I’m also anticipating that the coming days of Black Lion Sales will also serve to sink a considerable amount of gold via Gold to Gem conversion, driving up the price in the meantime. This is bad news for anyone looking to “get free stuff” with gold, but moderately good news for anyone prepared to spend money on the Gem Store and maybe even convert Gem to Gold the other way around.
I have a hunch that with the one-year anniversary coming along, this is exactly what ArenaNet is aiming toward, pushing up the currency exchange price a little higher, creating more temptation to just directly lay down cash for Gems instead, or convert it to in-game gold.

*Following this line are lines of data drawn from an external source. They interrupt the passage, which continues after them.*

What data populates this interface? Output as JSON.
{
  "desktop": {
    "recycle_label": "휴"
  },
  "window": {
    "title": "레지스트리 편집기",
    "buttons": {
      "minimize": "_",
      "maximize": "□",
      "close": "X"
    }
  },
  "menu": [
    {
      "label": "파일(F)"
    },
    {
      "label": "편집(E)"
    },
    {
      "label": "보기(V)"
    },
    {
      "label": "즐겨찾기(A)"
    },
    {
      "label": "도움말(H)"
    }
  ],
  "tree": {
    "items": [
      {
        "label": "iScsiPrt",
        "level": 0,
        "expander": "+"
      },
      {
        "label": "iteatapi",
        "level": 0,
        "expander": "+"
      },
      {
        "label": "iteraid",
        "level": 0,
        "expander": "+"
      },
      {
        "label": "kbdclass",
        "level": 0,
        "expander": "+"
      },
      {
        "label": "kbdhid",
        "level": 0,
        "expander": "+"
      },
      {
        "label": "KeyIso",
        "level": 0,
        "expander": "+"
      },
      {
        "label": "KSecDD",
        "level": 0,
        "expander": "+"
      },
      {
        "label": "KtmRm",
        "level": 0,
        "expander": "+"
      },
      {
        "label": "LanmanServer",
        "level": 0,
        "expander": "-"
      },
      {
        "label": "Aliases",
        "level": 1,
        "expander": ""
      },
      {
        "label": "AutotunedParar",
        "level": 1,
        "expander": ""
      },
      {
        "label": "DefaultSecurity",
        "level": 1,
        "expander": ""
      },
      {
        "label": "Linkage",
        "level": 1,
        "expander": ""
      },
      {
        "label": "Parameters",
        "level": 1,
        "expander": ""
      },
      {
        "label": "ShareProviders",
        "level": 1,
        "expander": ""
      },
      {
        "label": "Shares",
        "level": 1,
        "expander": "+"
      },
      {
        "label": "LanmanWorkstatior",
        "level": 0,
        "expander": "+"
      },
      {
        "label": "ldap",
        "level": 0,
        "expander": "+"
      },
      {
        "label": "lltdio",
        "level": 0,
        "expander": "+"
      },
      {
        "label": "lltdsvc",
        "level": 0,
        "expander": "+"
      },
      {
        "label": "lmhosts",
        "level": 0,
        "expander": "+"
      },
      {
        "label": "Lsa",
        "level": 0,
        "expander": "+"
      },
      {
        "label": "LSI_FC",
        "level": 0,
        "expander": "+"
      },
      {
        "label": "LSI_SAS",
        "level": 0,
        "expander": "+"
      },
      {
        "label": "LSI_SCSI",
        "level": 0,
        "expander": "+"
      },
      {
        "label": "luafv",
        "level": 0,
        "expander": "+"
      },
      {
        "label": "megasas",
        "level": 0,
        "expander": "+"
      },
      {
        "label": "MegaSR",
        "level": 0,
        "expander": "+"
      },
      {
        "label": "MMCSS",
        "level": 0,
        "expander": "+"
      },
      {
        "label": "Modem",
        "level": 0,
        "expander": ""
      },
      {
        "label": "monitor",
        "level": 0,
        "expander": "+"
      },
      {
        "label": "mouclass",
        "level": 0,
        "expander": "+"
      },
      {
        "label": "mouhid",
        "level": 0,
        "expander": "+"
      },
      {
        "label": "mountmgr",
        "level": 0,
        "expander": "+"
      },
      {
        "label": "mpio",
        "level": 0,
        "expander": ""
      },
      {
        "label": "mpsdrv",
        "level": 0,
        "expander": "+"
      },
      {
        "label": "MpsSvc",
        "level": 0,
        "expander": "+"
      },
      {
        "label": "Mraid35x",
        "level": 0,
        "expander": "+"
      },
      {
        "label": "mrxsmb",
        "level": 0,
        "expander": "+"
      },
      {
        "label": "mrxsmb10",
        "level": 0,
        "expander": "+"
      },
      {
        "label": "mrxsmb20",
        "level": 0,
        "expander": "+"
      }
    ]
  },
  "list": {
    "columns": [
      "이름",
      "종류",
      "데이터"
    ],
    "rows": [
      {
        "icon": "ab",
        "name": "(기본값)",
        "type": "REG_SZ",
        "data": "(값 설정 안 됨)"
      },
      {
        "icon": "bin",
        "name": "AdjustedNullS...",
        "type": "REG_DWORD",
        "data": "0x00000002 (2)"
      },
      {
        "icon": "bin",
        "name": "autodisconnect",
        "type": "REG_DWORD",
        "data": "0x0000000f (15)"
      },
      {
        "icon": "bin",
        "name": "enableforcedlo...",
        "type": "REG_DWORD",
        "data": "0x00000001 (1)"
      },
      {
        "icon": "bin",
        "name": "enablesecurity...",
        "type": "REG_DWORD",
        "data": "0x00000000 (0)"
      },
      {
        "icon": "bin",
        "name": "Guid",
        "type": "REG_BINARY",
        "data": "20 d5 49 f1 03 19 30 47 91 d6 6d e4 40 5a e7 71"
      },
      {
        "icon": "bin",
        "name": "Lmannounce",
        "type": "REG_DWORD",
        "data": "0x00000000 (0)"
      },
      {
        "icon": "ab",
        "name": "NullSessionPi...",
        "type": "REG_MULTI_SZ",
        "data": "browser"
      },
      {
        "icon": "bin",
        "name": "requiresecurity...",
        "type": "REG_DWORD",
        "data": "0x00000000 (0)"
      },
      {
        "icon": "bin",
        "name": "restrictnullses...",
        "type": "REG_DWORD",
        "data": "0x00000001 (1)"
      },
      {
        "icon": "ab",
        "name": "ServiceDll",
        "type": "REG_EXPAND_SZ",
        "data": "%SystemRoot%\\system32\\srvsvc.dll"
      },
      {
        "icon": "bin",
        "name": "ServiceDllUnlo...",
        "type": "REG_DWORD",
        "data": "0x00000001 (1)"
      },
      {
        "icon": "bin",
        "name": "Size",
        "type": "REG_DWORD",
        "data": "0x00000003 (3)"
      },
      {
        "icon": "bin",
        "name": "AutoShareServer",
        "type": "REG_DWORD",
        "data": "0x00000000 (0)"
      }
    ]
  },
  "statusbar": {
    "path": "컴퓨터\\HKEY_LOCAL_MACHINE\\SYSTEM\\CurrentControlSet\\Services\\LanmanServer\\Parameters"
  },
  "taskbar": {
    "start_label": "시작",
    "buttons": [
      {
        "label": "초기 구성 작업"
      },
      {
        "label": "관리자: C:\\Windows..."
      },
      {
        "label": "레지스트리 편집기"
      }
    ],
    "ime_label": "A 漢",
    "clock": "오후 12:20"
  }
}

Being someone who is prepared to go either way on this currency exchange, I’m relatively unmoved as long as I don’t have to pay more than a month’s MMO subscription to simply keep afloat.
Also, after some thinking on the various ways one might be able to earn gold in-game, I realized that there were less obvious means to generate gold that have been downplayed over the mass zerg farms taking center stage. The new dungeon update, for example, does yield a gold per day for each different dungeon path run. There -are- champion loot bags in the dungeon too.
TP flipping has always been alive and well, through hell or high water.
And there is always some profit in taking the road less traveled and supplying things obtained where the bulk of the population is not, but still want anyway. That’s where I currently am.
It might not pay as much, but it lets me share in some of the wealth being generated, and gives me far far better framerates.